Mikell Stringham, a Utah native, is a young entrepreneur energetically pursuing an alternative business model with her gallery-without-walls, Mondo Fine Art.
Stringham received her B.A. in Business Marketing from the University of Utah. Passionate about art, she later moved to Italy, where she attended the Florence University of Art, studying photography, oil painting, interior design, and gallery management. Actively involved in the community, Stringham currently serves on the Utah Museum of Fine Art’s Young Benefactors Executive Committee, and in the fall of 2009, she started a not-for-profit project, the International heART Exchange, that unites humanitarian organizations in an effort to connect children, on a global level, through the universal language of art.
Her for-profit art project, Mondo Fine Art, represents local, national, and international contemporary artists. The gallery has no fixed brick-and-mortar location. Instead Stringham promotes her artists with an online presence at www.mondofineart.com — which has begun posting video interviews with its artists — as well as at special-event exhibitions hosted by local businesses and private homes. The most recent venture was “Modern Values,” a night hosted by Light Spot in Salt Lake City, featuring a panel discussion on modernism and an exhibition of works by local artists John Bell and Carlisle. The artwork remains on display and open to the public through May 22.

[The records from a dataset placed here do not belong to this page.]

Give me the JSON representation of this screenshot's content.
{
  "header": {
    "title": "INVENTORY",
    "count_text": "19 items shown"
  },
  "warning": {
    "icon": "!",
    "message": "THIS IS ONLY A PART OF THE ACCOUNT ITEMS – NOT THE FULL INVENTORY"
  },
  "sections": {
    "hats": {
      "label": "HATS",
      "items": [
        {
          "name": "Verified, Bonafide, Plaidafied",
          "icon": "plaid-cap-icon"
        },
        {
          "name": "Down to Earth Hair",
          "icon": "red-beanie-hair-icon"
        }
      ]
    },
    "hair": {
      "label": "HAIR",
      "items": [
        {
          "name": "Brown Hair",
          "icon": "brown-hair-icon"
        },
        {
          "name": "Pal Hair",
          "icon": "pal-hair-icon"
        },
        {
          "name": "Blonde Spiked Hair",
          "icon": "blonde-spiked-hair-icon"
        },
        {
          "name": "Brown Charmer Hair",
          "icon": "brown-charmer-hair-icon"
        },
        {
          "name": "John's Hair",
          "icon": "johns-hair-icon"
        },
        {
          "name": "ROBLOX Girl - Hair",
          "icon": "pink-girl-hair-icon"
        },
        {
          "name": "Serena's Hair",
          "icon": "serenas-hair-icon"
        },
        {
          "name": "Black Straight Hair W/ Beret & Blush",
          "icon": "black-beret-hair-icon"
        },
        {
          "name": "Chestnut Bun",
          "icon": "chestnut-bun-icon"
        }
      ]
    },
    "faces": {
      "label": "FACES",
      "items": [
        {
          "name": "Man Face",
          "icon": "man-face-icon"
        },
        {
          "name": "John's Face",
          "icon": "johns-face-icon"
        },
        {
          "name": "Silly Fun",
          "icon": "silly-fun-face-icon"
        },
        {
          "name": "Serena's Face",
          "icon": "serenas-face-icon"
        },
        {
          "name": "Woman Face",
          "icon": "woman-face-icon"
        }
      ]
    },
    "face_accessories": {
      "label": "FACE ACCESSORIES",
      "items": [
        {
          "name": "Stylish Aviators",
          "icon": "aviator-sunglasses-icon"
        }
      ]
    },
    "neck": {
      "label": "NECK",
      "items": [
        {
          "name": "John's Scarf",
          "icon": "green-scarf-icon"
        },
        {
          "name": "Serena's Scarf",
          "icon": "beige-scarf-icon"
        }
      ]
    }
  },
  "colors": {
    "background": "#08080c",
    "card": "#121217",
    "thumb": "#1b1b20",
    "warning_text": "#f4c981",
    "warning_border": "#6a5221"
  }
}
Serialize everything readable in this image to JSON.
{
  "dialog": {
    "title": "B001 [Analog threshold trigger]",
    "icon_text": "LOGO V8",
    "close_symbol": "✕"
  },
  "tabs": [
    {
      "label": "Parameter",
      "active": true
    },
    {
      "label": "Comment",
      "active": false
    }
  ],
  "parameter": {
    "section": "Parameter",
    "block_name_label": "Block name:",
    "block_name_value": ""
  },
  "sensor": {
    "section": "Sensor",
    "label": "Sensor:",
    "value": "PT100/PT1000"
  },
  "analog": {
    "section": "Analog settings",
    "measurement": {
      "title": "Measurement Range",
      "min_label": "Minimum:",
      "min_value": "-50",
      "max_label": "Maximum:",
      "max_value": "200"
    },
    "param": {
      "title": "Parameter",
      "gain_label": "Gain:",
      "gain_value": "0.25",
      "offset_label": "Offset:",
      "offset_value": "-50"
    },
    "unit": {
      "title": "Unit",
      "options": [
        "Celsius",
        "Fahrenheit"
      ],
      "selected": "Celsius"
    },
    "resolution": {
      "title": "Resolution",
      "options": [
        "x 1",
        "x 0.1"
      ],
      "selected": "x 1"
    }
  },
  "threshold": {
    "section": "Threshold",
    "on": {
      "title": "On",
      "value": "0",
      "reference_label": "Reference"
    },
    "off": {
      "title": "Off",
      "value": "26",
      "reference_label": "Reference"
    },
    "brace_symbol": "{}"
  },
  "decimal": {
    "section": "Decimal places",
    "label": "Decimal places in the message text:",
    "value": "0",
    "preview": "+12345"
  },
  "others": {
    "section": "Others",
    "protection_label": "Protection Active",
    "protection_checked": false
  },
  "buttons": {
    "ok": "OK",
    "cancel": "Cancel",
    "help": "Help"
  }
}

I was recently in New York for the Armory Show. I really liked their focus this year on contemporary artwork coming out of Berlin. But my favorite show of the week was Independent, set up in the old Dia Art Center space, where multiple international galleries and artists came together and curated a show in collaboration. It was more set up as an exhibition than a fair and featured really fresh and cutting edge contemporary works.
The Salt Lake City Public Library – beautiful modern design with great use of space and light – I love spending time there.
This is just too difficult a question! I’ve been fortunate to sit for a few portrait artists, and what I love most about the experience is the opportunity to get to know the artist better through their creative process. There are too many artists that I admire (both living and dead) to narrow it down to one.
“The $12 Million Dollar Stuffed Shark” by Don Thompson and “I Sold Andy Warhol. (too soon)” by Richard Polsky.
UTAH’S ART MAGAZINE SINCE 2001, 15 Bytes is published by Artists of Utah, a 501 (c) 3 non-profit organization headquartered in Salt Lake City, Utah.
Categories: On the Spot